    One reason that students don’t demonstrate self-discipline is that teachers fail to exercise self-discipline. No one, especially students, should know anything about a teacher’s political beliefs. As a professor, it is my job to facilitate a discussion that acknowledges both sides of an issue. Once a student knows my position on an issue, then everything that I say about that issue is filtered through that lens.

    Thank you. Thank you. Thank you.

  11. Is the next step going to be to require people to report how they voted?

    Considering that the union leaders of the world are agitating to use the power of the federal government to do something close to this, I would urge you not to give them any ideas.

  12. Bandit, regarding my suggestion that students ought to be encouraged to be politically active, you said:

    That’s really not the purpose or responsibility of the school and certainly has no place outside of civics class. Educate – not indoctrinate.
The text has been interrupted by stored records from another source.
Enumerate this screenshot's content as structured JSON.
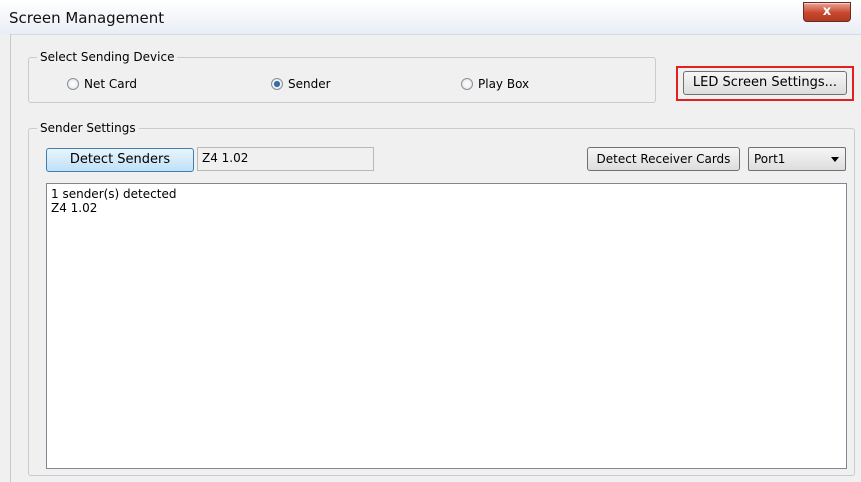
{
  "window": {
    "title": "Screen Management",
    "close_label": "x"
  },
  "sending_device": {
    "legend": "Select Sending Device",
    "options": [
      {
        "label": "Net Card",
        "checked": false
      },
      {
        "label": "Sender",
        "checked": true
      },
      {
        "label": "Play Box",
        "checked": false
      }
    ],
    "led_settings_button": "LED Screen Settings..."
  },
  "sender_settings": {
    "legend": "Sender Settings",
    "detect_senders_button": "Detect Senders",
    "detected_device_value": "Z4 1.02",
    "detect_receiver_button": "Detect Receiver Cards",
    "port_select": {
      "selected": "Port1"
    },
    "log_lines": [
      "1 sender(s) detected",
      "Z4 1.02"
    ]
  },
  "colors": {
    "highlight": "#e32020",
    "close_button": "#c8472e",
    "primary_button_border": "#3c7fb1"
  }
}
    I certainly agree with educating and not indoctrinating — which should be clear from my comment.

    As for the responsibilities of education, shouldn’t we teach children their role in a democracy? And isn’t that role to vote as informed citizens? I suppose one can teach about that role without encouraging students to actually live up to the expectation.

    Is that what you mean?

    As for “no place outside of civics class,” a fair enough point. But how about the study of rhetoric in a language class? Whether analyzing the words of a Republican President trying to convince the country to go to war or a Democrat mayor trying to convince his constituents to let him take over the school system, examining those words is an authentic way to improve reading comprehension, the understanding of how to write, and the critical eye essential to being an informed citizen.

  13. anonymous says:

    I find it interesting that wearing blue translates into liberal indoctrination. Apparently, students are attuned to special color-based subliminal messages that make them prefer Obama when they see blue. Excellent work, you paranoid right-wing nuts! God forbid my children ever wind up in any of YOUR classrooms.

  14. Dick Eagleson says:

    I find it interesting that wearing blue translates into liberal indoctrination.

    Maybe in Virginia. Here in L.A. it means you’re a Crip and can make you a target in certain neighborhoods.

    Apparently, students are attuned to special color-based subliminal messages

    Color-based messages, oh yeah. Subliminal? Not so much.

  15. “I find it interesting that wearing blue translates into liberal indoctrination.”

    When the color is associated with a specific liberal political candidate, yes, it does. If it was simply “Election Blue Day” we would not have this post to comment on.

  16. Mrs. Lopez says:

    Apparently our courageous Anonymous poster doesn’t realize that wearing *something* to support *someone* would be pointless if no one else knew what it represented.

    Every kid in the school would know what was going on by the end of the day.

  17. As for the responsibilities of education, shouldn’t we teach children their role in a democracy?

    Who’s we – the parents? Except for 18 yr olds – school kids don’t have the right to vote – and it’s really none of the teachers business whether they vote or not –

    But how about the study of rhetoric in a language class? Whether analyzing the words of a Republican President trying to convince the country to go to war or a Democrat mayor trying to convince his constituents to let him take over blah, blah, blah

    Again – since on way too many occasions teachers have proven themselves totally incapable of using judgement and discretion I’ll stick with the educate and not indoctrinate.